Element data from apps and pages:
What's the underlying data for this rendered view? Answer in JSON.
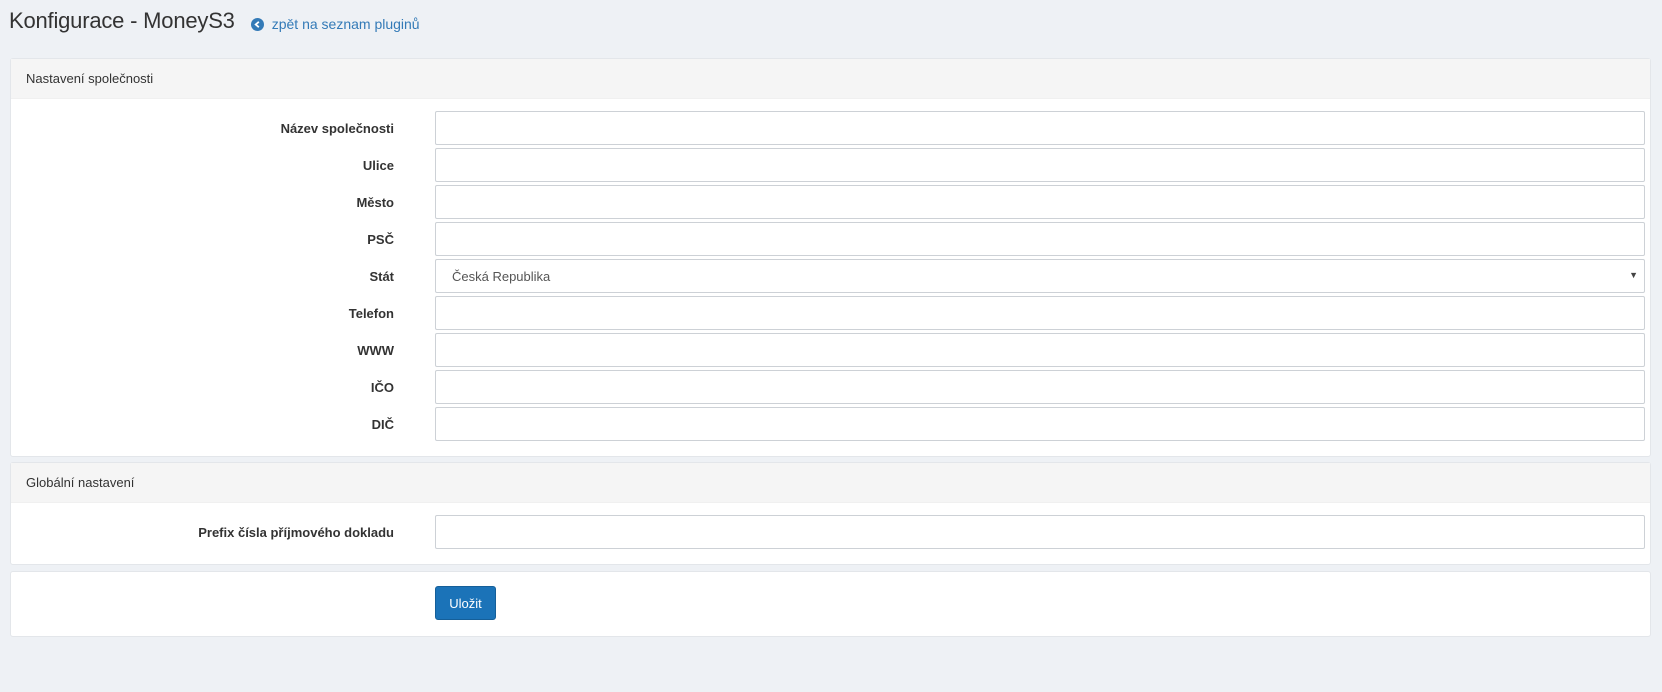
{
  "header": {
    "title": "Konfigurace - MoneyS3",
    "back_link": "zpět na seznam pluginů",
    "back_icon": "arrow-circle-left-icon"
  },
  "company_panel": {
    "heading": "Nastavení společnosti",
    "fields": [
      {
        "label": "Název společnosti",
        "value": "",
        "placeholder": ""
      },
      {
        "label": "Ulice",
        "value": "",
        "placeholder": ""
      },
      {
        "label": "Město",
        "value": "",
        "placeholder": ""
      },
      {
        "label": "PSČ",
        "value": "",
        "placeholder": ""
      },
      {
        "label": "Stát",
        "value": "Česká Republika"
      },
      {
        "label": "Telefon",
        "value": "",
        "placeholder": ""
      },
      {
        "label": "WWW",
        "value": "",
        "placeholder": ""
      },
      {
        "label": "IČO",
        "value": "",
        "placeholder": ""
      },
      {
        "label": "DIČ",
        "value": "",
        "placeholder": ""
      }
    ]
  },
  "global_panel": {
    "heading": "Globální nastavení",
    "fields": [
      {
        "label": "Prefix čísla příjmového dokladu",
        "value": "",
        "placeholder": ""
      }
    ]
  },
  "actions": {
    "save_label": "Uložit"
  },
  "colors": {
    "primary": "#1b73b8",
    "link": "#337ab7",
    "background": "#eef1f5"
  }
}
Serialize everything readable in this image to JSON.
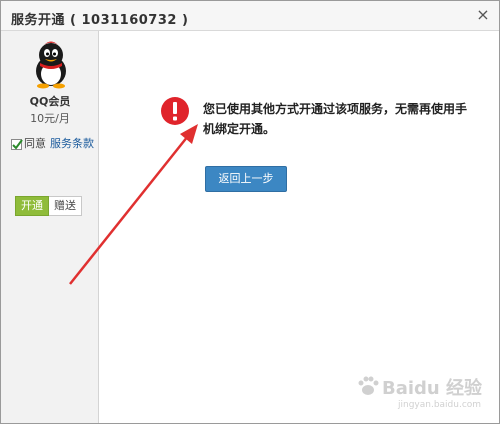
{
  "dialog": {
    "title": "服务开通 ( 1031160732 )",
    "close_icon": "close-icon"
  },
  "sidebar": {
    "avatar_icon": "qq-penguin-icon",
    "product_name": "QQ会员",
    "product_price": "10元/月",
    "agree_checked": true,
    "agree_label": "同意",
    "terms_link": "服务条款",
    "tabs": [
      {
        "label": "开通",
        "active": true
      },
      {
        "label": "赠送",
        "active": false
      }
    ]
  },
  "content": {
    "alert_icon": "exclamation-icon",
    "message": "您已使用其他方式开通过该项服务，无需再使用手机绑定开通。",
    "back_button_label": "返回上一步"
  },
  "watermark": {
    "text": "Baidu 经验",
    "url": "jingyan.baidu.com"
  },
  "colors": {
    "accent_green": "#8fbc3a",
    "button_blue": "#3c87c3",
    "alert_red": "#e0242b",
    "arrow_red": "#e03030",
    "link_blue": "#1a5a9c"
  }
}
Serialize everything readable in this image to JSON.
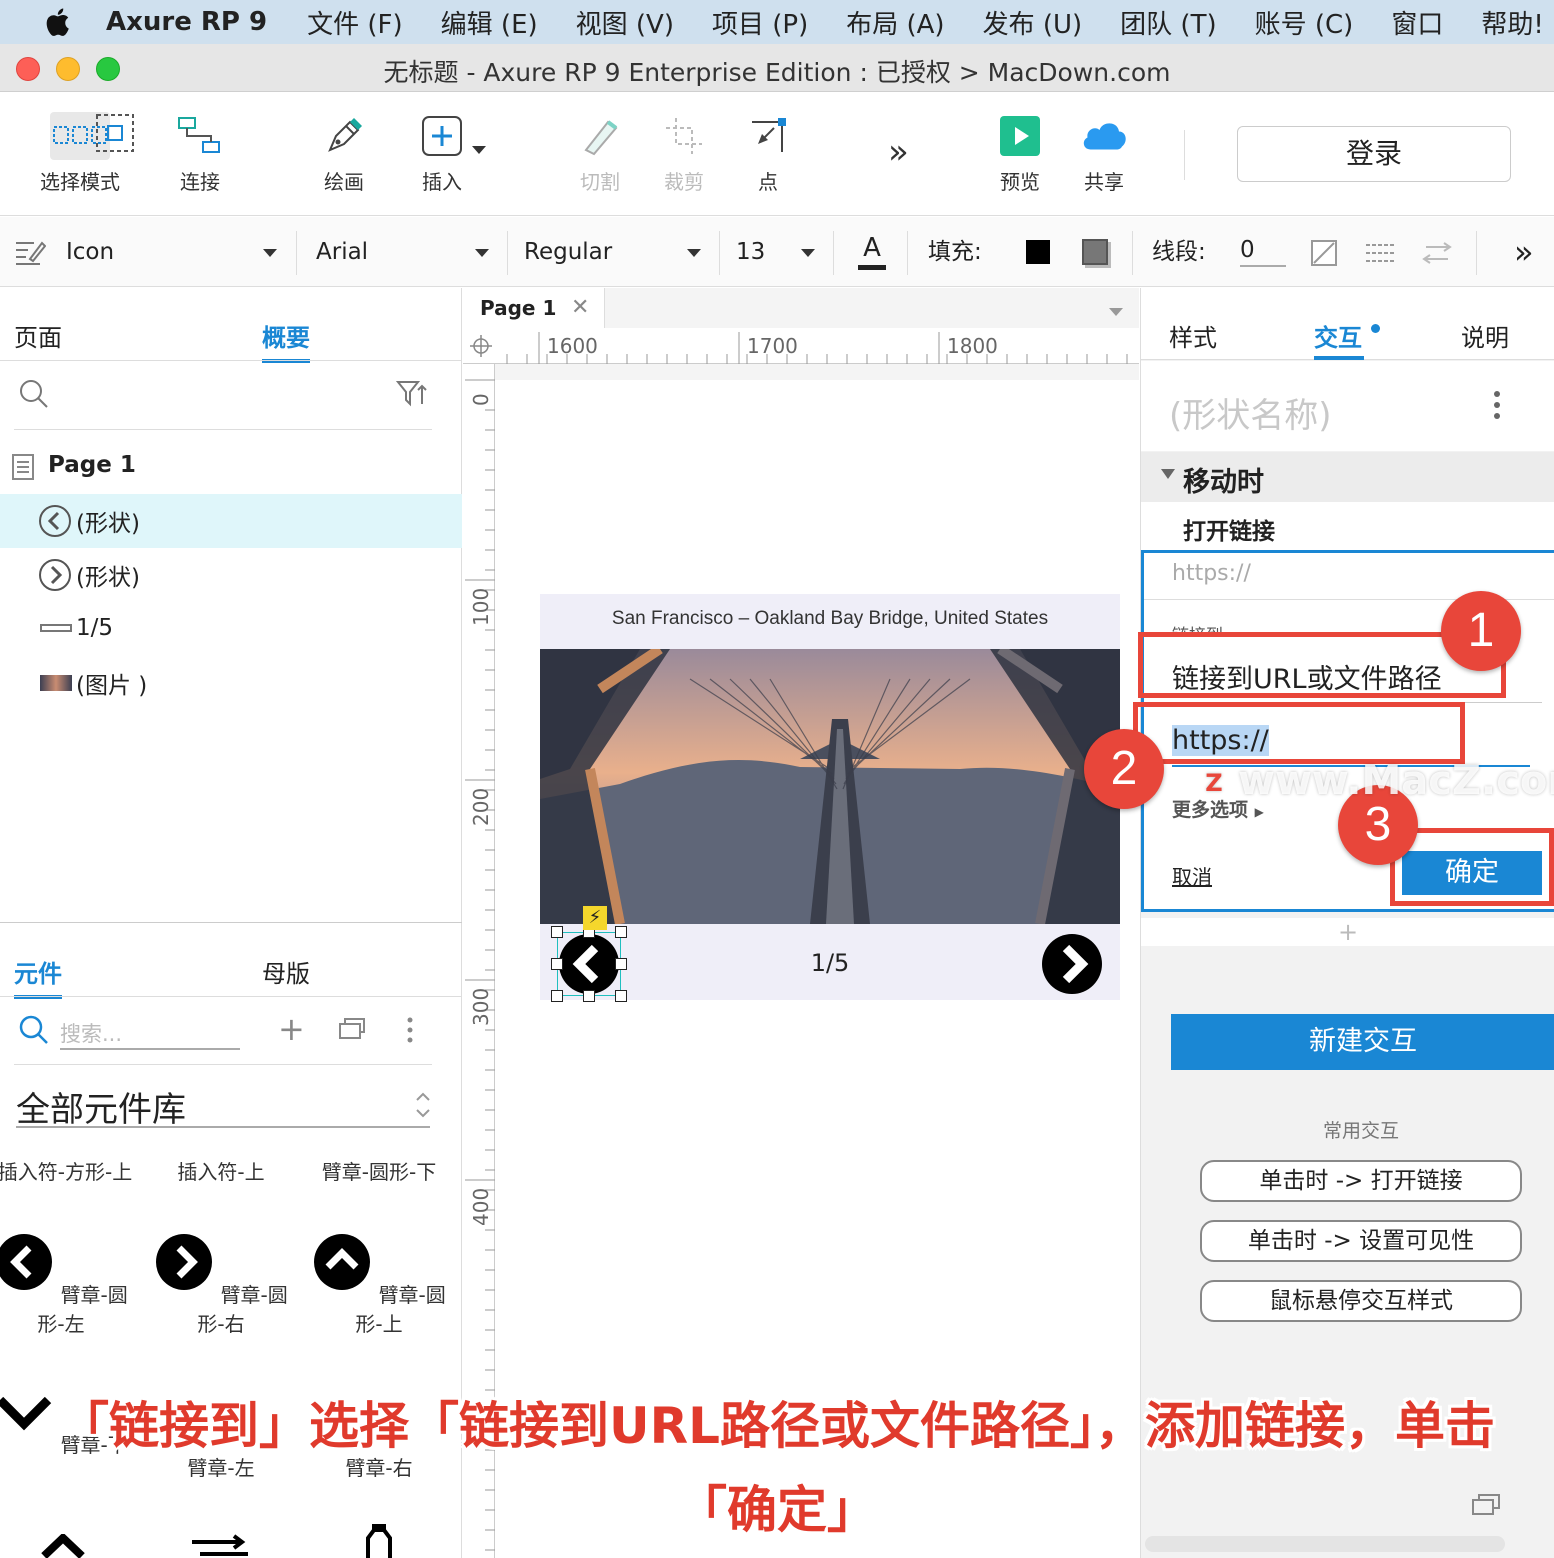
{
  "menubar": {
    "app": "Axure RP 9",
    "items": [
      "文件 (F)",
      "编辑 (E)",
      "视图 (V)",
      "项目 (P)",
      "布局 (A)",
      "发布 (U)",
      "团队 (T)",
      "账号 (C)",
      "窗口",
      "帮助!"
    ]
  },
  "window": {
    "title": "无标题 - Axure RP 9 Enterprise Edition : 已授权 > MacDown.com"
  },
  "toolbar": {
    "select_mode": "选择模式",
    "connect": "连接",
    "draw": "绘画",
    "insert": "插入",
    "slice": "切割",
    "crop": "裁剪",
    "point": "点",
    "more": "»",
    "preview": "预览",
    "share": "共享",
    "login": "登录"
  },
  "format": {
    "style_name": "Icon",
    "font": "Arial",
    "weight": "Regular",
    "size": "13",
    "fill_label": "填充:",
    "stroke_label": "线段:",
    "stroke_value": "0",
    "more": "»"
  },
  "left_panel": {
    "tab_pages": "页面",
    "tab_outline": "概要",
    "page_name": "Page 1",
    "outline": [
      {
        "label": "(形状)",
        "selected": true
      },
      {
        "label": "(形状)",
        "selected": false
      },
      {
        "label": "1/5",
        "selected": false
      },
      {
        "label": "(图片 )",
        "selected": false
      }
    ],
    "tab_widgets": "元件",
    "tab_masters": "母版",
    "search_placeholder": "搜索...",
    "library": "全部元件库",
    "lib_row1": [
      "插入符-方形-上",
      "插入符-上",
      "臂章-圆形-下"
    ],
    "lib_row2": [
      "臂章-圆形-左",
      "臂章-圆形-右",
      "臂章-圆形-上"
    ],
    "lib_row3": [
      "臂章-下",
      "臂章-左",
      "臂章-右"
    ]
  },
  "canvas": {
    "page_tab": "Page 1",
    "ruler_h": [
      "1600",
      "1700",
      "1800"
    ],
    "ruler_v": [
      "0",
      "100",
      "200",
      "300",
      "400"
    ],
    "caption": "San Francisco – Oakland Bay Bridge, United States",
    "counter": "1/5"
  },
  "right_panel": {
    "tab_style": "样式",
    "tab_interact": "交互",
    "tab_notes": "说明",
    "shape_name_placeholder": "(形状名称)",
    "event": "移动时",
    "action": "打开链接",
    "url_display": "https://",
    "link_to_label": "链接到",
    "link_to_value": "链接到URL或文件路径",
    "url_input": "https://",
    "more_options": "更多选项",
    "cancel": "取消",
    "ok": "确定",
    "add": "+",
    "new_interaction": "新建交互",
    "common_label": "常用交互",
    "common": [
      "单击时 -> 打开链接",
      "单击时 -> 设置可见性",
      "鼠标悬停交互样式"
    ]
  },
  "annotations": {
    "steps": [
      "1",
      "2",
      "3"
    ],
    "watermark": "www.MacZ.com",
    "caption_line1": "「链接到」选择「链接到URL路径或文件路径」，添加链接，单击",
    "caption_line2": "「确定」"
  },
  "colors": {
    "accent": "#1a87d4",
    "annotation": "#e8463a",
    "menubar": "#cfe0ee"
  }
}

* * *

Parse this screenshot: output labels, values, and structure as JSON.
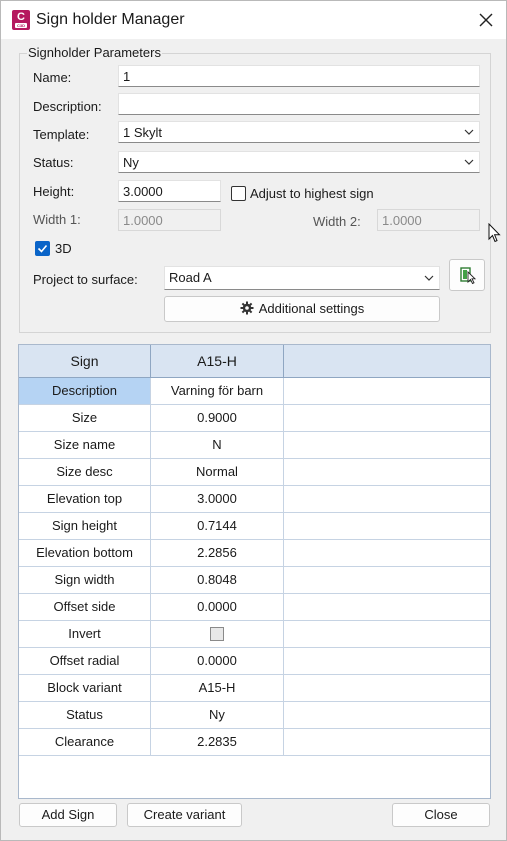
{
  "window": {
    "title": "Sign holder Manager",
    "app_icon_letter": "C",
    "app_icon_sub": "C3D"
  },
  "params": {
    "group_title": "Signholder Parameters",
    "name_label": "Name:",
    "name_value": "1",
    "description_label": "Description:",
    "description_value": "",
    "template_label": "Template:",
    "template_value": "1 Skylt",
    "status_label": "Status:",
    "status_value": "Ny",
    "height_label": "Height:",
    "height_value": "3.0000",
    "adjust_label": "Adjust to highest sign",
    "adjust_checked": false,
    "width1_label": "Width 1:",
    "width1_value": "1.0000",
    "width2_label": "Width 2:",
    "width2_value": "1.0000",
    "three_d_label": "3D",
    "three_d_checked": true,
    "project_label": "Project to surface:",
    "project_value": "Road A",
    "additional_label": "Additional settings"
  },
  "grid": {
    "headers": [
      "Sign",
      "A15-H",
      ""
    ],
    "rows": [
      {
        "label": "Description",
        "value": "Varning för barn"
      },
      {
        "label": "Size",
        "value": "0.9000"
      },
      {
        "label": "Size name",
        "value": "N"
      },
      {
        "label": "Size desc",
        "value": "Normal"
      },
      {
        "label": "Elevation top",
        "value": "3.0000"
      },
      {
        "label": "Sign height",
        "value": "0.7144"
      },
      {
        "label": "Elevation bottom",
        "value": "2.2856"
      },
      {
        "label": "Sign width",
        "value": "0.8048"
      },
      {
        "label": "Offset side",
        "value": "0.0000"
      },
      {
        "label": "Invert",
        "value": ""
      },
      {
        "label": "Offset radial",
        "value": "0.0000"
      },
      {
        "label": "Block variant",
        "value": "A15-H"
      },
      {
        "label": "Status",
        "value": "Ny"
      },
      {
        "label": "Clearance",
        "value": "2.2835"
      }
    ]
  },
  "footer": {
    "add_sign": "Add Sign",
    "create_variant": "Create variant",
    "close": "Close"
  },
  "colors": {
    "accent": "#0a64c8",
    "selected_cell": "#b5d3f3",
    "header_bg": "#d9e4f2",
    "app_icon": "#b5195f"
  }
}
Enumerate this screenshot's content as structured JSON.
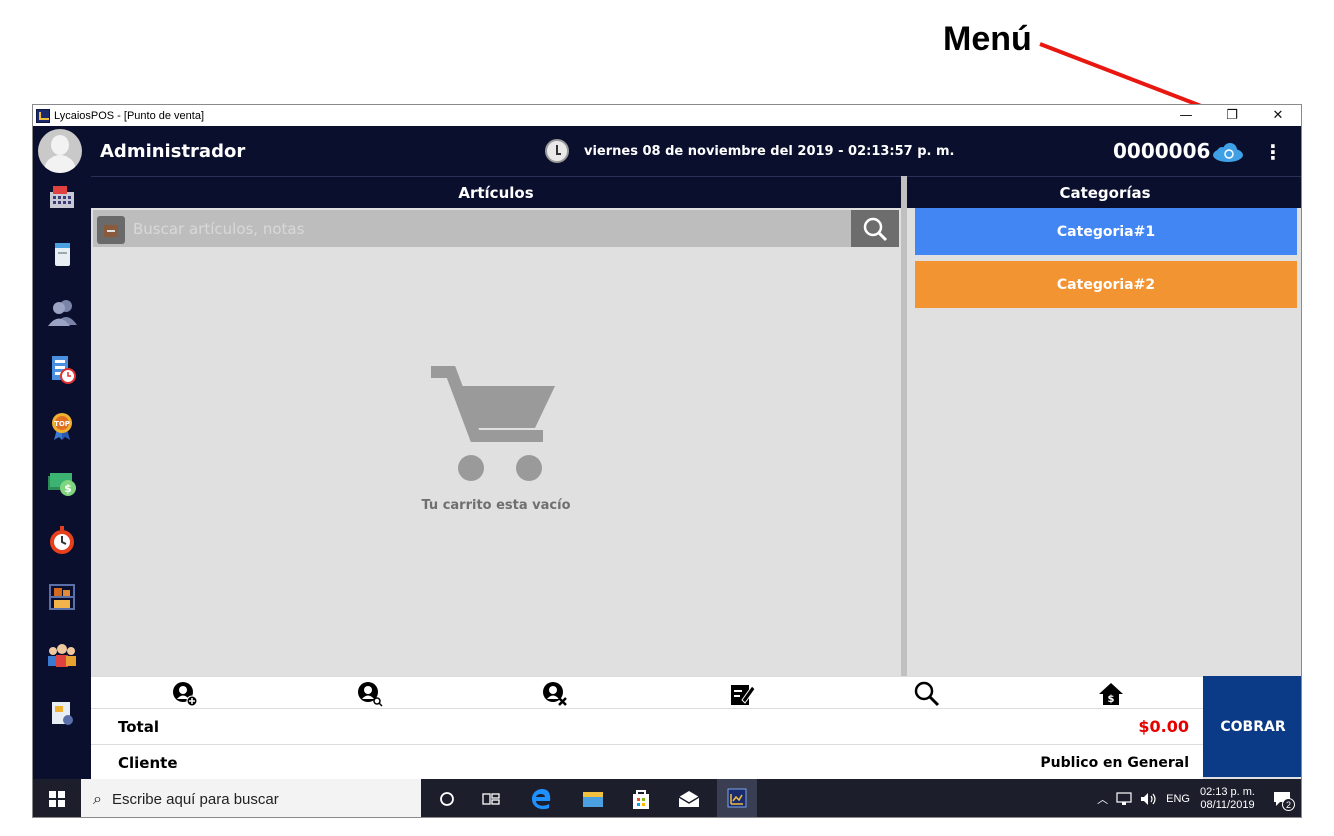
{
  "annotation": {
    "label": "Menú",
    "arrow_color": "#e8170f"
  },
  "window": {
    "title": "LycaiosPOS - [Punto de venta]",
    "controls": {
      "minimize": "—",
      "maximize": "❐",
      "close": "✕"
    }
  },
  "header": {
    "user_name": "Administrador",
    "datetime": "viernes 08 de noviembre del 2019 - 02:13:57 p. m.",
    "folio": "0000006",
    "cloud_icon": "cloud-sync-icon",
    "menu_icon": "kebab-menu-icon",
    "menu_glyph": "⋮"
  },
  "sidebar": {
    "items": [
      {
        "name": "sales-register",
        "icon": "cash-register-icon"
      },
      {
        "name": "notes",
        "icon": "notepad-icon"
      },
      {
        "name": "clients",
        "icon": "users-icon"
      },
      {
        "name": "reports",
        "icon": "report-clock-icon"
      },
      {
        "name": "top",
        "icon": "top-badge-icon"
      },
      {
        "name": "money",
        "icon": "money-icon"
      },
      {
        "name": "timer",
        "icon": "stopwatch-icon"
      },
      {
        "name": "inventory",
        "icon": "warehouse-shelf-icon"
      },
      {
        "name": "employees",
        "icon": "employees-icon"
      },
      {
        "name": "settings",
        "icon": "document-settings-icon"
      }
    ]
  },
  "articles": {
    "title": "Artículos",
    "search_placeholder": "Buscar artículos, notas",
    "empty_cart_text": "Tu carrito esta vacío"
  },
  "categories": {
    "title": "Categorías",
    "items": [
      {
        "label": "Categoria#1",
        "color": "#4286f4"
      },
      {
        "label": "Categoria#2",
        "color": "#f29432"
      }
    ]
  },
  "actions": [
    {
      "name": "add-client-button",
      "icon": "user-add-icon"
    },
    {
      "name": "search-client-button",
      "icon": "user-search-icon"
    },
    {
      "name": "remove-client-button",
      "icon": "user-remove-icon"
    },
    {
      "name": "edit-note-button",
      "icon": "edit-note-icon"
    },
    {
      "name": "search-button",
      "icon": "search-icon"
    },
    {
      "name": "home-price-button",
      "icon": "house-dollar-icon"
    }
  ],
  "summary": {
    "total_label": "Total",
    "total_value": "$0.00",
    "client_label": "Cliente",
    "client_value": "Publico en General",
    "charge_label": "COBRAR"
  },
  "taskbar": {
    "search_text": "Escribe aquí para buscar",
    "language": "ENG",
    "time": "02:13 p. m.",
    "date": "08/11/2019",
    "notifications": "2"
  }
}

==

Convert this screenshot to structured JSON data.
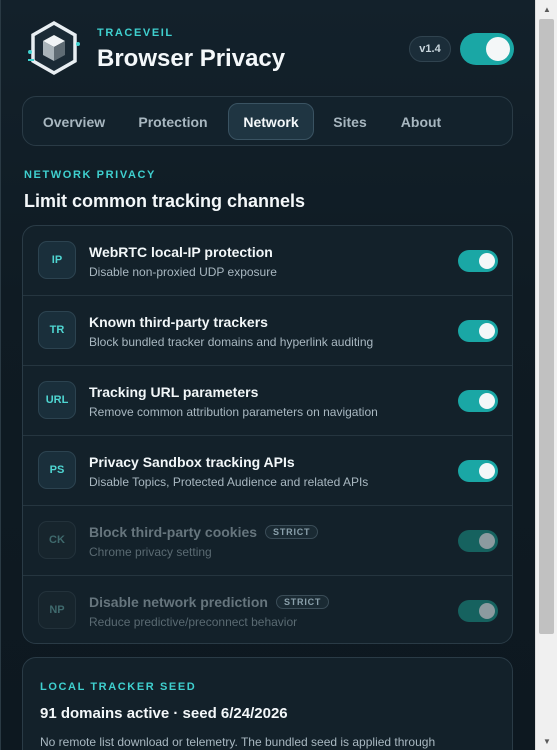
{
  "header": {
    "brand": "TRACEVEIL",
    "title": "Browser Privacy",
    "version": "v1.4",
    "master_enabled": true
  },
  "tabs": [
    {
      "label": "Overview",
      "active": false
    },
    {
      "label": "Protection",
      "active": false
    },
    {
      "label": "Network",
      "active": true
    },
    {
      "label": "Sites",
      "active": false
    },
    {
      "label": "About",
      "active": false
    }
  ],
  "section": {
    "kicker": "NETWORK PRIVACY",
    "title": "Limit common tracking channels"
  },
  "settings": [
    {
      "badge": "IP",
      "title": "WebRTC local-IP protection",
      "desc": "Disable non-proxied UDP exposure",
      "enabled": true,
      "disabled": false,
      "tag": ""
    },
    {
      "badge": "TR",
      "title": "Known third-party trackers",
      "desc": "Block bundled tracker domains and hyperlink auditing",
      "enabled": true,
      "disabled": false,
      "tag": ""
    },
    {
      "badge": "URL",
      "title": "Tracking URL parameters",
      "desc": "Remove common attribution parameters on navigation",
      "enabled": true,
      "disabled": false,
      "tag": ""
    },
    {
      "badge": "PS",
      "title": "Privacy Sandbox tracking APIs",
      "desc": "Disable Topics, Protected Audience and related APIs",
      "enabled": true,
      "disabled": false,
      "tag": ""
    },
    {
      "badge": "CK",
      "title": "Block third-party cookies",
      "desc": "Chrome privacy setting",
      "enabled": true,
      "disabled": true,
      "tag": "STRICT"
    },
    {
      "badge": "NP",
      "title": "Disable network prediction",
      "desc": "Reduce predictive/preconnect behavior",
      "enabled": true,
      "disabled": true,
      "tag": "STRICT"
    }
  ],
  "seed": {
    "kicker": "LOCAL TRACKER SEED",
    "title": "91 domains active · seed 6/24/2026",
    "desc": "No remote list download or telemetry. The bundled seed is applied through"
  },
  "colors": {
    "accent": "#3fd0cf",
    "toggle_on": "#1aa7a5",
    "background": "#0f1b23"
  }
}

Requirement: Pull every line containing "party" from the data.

Solution for this task:
      "title": "Known third-party trackers",
      "title": "Block third-party cookies",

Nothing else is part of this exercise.